Samsung, Elpida, Hynix and Infineon were all found guilty by the US Department of Justice of conspiring to set memory prices between July 1999 and June 2002. Together they coughed up over $730m in fines, Samsung agreeing in October 2005 to pay $300m.
Civil lawsuits followed. In May 2006, Samsung, Hynix and Infineon agreed to pay $160m to settle a class-action brought against them by individuals who claimed they were financially harmed by the alleged (in this case) conspiracy - in the civil suit, the three firms admitted no wrongdoing.
In July 2006, 34 US states took action against the companies fingered by the DoJ. Other states joined the case at a later date. It's this combined body that Samsung has now reached an accord with, New York Attorney General Andrew Cuomo said yesterday.

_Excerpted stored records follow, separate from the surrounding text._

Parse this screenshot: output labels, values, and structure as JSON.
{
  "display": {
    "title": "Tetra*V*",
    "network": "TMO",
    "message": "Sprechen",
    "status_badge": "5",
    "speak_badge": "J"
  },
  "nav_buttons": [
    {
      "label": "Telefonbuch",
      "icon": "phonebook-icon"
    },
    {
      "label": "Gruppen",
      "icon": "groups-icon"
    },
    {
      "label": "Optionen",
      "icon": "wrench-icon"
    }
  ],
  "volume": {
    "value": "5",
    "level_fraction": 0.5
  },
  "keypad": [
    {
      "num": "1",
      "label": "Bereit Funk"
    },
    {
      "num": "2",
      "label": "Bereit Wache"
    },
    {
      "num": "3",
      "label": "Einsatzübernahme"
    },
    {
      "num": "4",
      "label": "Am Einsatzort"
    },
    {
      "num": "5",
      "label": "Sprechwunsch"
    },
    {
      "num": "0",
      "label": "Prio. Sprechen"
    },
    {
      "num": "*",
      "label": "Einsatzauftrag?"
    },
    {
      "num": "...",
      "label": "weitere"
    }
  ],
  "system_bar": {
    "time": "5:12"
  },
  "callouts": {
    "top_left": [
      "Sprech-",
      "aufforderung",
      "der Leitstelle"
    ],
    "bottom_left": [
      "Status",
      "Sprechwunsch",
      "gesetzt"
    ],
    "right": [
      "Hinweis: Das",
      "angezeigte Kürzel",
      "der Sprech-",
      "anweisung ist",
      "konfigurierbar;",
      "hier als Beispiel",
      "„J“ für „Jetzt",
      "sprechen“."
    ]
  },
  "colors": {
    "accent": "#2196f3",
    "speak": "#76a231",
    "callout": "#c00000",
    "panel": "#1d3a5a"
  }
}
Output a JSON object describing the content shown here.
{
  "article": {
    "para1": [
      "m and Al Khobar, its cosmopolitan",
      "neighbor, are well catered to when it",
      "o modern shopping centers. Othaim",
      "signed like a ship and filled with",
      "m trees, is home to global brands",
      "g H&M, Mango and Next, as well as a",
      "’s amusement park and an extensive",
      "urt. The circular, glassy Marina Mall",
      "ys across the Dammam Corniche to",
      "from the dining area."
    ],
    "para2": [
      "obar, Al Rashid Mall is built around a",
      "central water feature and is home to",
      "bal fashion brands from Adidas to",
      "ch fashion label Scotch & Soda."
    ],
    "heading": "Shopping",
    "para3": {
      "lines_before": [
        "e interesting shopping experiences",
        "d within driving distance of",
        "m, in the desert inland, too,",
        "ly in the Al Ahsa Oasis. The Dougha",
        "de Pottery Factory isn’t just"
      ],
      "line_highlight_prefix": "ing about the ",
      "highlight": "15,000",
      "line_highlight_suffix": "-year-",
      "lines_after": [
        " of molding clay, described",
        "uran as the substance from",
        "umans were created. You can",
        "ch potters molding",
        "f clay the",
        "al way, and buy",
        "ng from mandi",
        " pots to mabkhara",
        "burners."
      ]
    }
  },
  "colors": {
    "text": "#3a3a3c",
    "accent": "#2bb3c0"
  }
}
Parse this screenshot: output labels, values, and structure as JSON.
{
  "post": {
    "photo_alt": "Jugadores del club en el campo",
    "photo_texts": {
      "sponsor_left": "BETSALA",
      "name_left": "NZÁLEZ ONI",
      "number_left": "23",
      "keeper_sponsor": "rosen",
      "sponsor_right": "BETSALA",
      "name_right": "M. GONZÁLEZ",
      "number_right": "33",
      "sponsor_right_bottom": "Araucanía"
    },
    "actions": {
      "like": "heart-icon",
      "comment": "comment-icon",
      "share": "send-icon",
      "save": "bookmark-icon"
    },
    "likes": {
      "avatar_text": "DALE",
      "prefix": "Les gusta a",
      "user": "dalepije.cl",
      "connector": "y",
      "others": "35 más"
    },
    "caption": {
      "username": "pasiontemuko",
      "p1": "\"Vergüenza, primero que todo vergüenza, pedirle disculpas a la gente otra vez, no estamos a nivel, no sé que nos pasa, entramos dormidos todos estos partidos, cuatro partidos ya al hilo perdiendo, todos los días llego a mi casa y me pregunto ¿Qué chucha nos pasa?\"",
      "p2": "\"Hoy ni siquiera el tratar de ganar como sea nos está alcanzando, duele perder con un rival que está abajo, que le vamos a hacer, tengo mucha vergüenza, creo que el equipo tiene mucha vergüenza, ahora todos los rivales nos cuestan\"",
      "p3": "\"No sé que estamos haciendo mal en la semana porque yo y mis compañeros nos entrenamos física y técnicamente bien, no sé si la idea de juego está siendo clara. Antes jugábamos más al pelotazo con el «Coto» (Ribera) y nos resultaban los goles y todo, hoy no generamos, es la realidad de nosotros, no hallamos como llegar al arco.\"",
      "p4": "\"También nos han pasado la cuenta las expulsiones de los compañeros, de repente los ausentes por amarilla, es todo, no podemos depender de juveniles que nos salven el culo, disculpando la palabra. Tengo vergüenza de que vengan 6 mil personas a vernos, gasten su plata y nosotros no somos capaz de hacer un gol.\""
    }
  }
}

The states' lawsuit also names Micron, Infineon, Elpida and Hynix. Only Micron, the only US company claimed to have taken part in the conspiracy, avoided punitive fines from the DoJ, by admitting its involvement - or, rather, the involvement of some company executives - and agreeing to help the DoJ further its case against the other firms.